Federal judges don’t take kindly to misstatements by counsel appearing before them. And when the judge is unhappy, the client is unhappy. And when the client is unhappy, outside counsel gets cashiered. It’s not a pretty process.
Let’s travel down to south Florida, where an allegedly incorrect statement by a partner at Greenberg Traurig has incurred the wrath of a federal judge — apparently resulting in the client replacing the firm, and the firm parting ways with the partner.
It’s a cautionary tale for litigators….
TD Bank has acknowledged that it made
a falsean incorrect statement to a federal judge about evidence in a lawsuit related to the Scott Rothstein Ponzi scheme, according to a notice filed on Tuesday in federal court in Miami. The bank has also announced that a new law firm will be handling the case, which is on appeal.
[UPDATE (5/24/2012): The South Florida Business Journal has updated its story to replace the word “false” with “incorrect,” in both the body of the story and the headline. We have updated accordingly.]
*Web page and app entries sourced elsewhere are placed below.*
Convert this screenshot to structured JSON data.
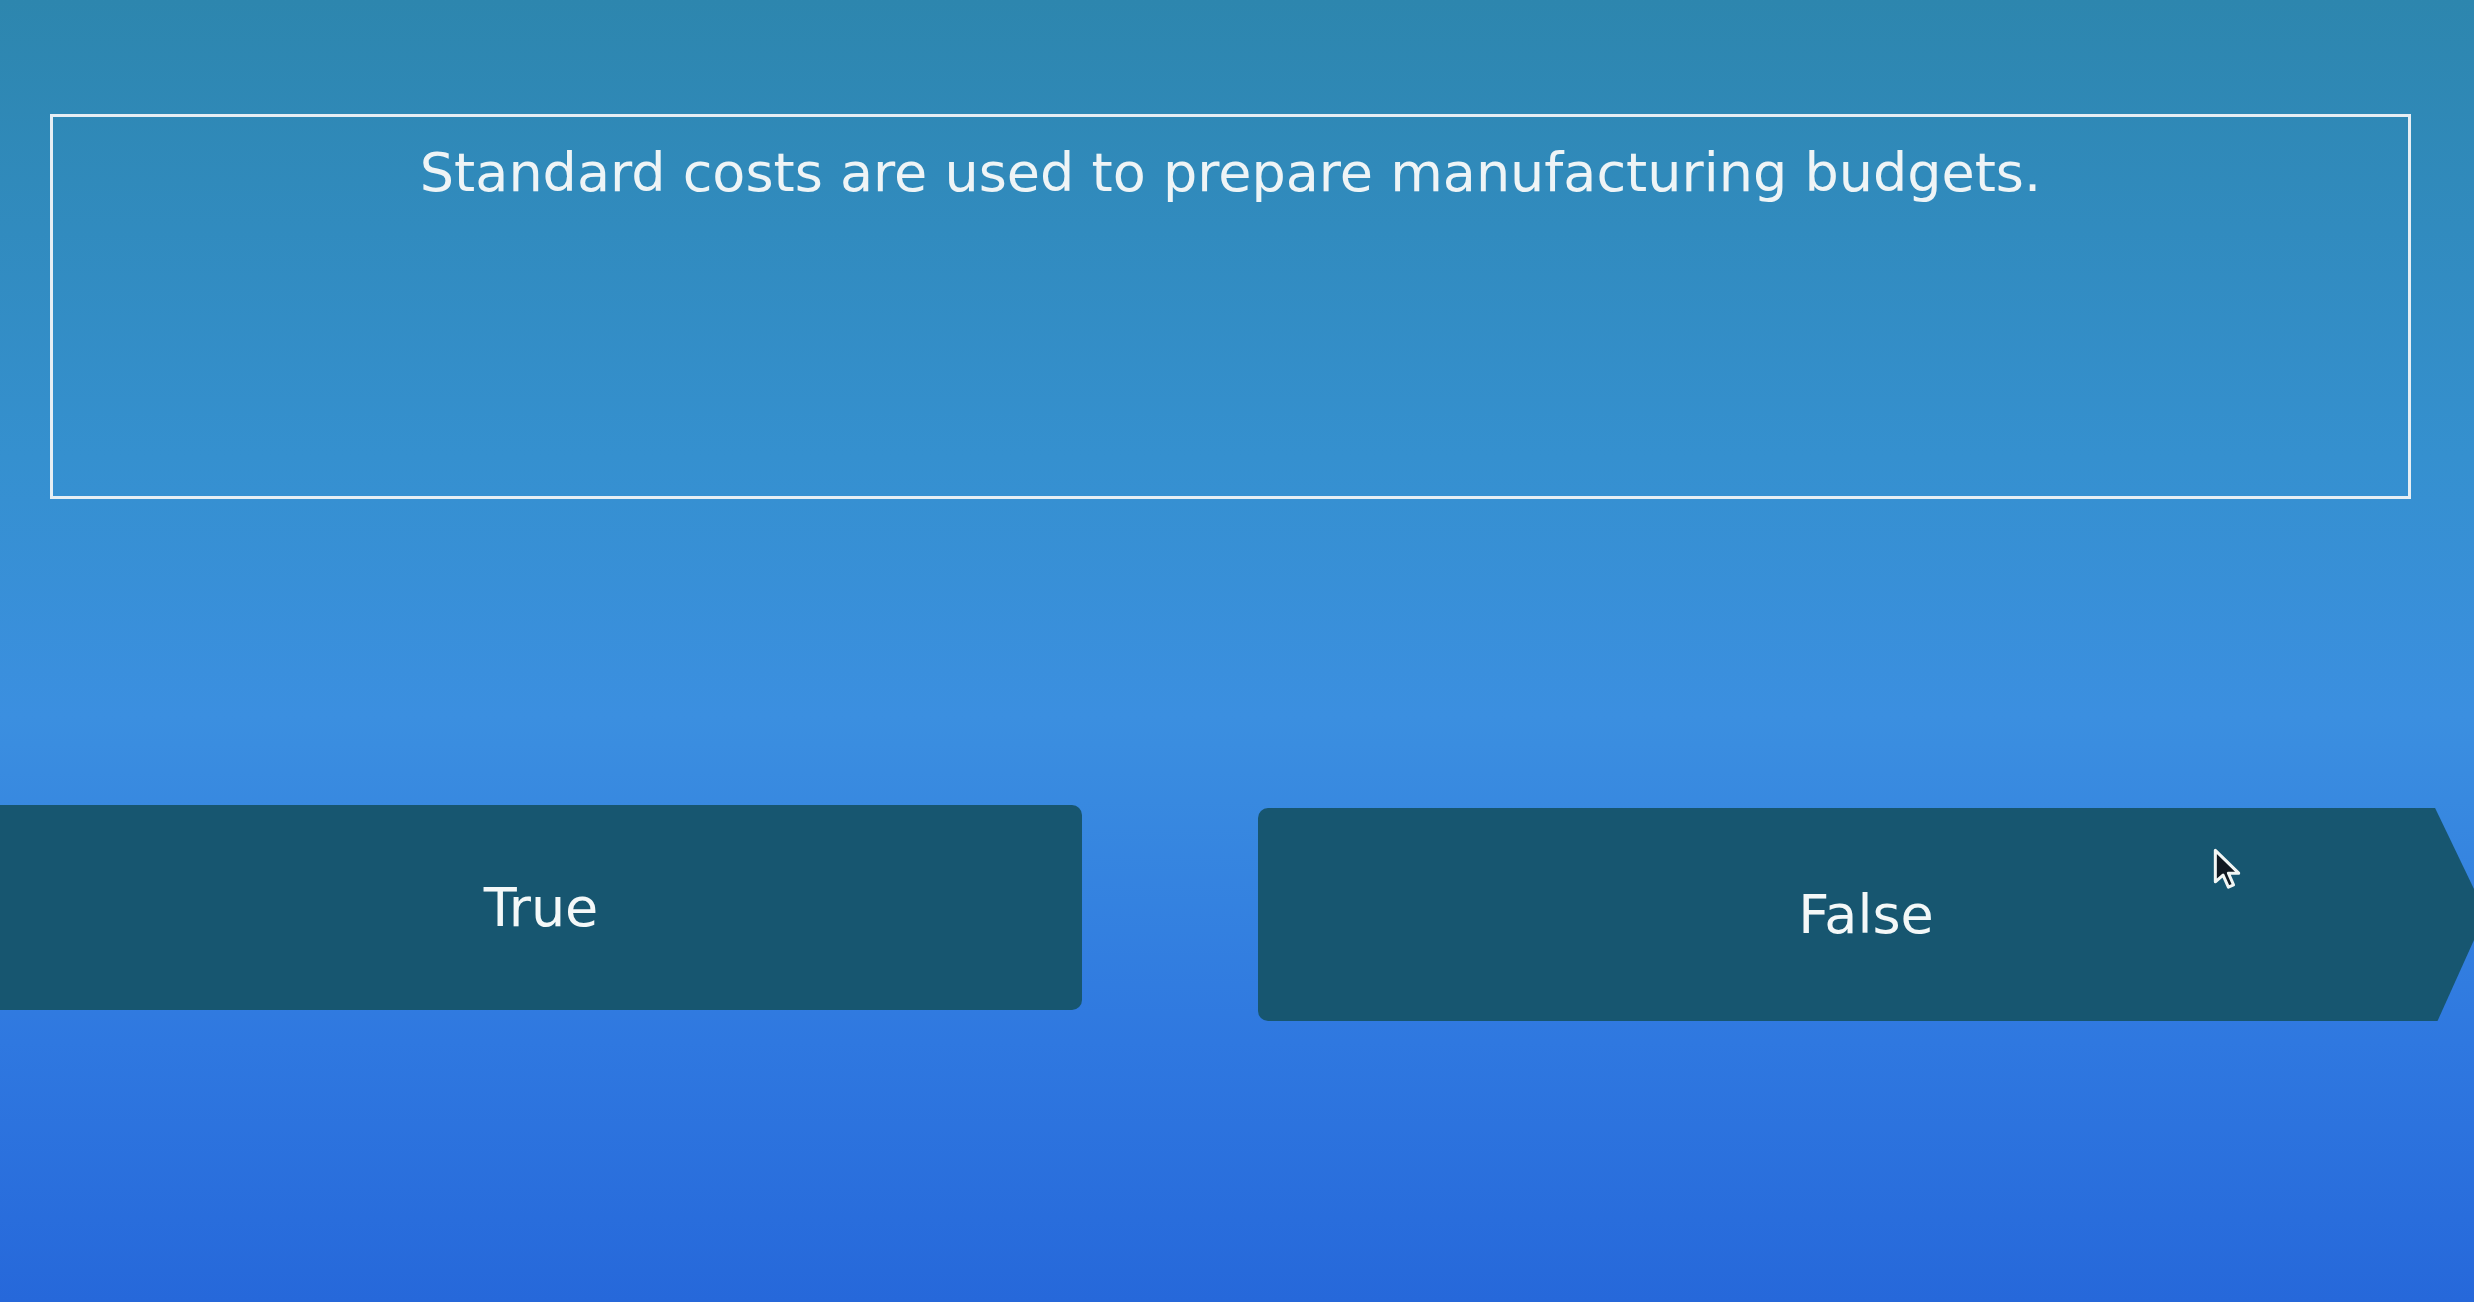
{
  "question": {
    "text": "Standard costs are used to prepare manufacturing budgets."
  },
  "options": [
    {
      "label": "True",
      "kind": "plain"
    },
    {
      "label": "False",
      "kind": "arrow"
    }
  ]
}
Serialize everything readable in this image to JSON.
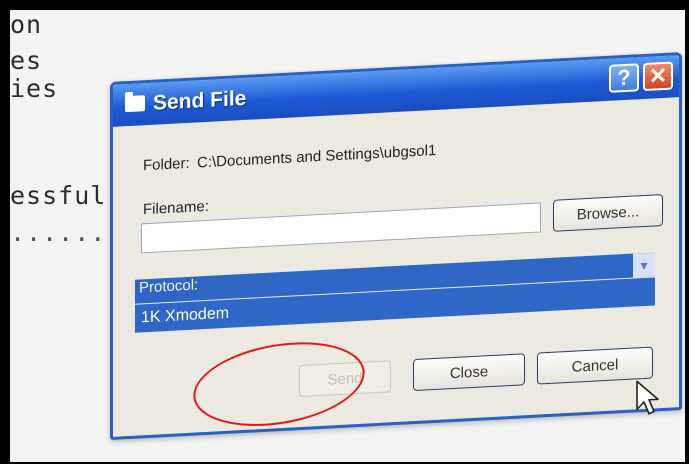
{
  "terminal": {
    "lines": [
      "on",
      "es",
      "ies",
      "essful",
      "......"
    ]
  },
  "dialog": {
    "title": "Send File",
    "help_glyph": "?",
    "close_glyph": "✕",
    "folder_label": "Folder:",
    "folder_path": "C:\\Documents and Settings\\ubgsol1",
    "filename_label": "Filename:",
    "filename_value": "",
    "browse_label": "Browse...",
    "protocol_label": "Protocol:",
    "protocol_selected": "1K Xmodem",
    "send_label": "Send",
    "close_label": "Close",
    "cancel_label": "Cancel"
  },
  "colors": {
    "titlebar": "#1d5ad6",
    "selection": "#2f67c9",
    "highlight_oval": "#e01818",
    "dialog_bg": "#eceae0"
  }
}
The bank acknowledged that one of its attorneys at Greenberg Traurig, Donna Evans, was wrong when she told a federal judge on Jan. 13 that a document called a “Standard Investigative Protocol” didn’t exist – when in fact the bank did have such a document and has now provided it. Evans did tell the judge the bank had a “Standard Investigative Tools” document.
Perhaps Greenberg needs to work on its “Standard Investigative Protocol” for collecting documents from clients?
The terms “Standard Investigative Protocol” and “Standard Investigative Tools” don’t sound that different. But recognizing such fine distinctions — and getting them right, down to the last detail — is why companies hire Biglaw firms. And pay them the big bucks.
The fallout from this alleged screw-up has been significant. Judge Marcia Cooke (S.D. Fla.) has scheduled a hearing for next month to determine whether TD Bank should be held in contempt of court — ouch. TD Bank has dumped Greenberg Traurig as counsel in the case and replaced the firm with McGuireWoods and Kasowitz Benson.
What does Greenberg Traurig have to say about the case? The firm responded to our inquiry with this statement: “We cannot comment directly about facts regarding our representation of a client, particularly a matter currently before the court. We are working to address this situation in a professional manner.” The firm did confirm to us that Donna Evans no longer works at GT. (She’s not on the firm website anymore, but you can see a cached version of her bio on the next page of this post.)
Here’s something we’re wondering about: Is Greenberg Traurig throwing Donna Evans under the bus (or autobús, since we’re in Miami)? It seems unlikely that she’s the lone gunwoman or the one bad apple, simply by virtue of the way that large firms staff their cases. Did any other partners, in statements made in open court or in written filings, also deny the existence of the “Standard Investigative Protocol”? Was Evans advised by one of her associates that the document did not exist?
And what about the client? Did any employees or in-house lawyers at TD Bank tell Greenberg Traurig as outside counsel that there was no such thing as a “Standard Investigative Protocol”? One can’t help but wonder what transpired here.
Perhaps some of these questions will be answered next month, when the contempt hearing takes place before Judge Cooke.
UPDATE (5/21/2012): Here’s what happened at the contempt hearing.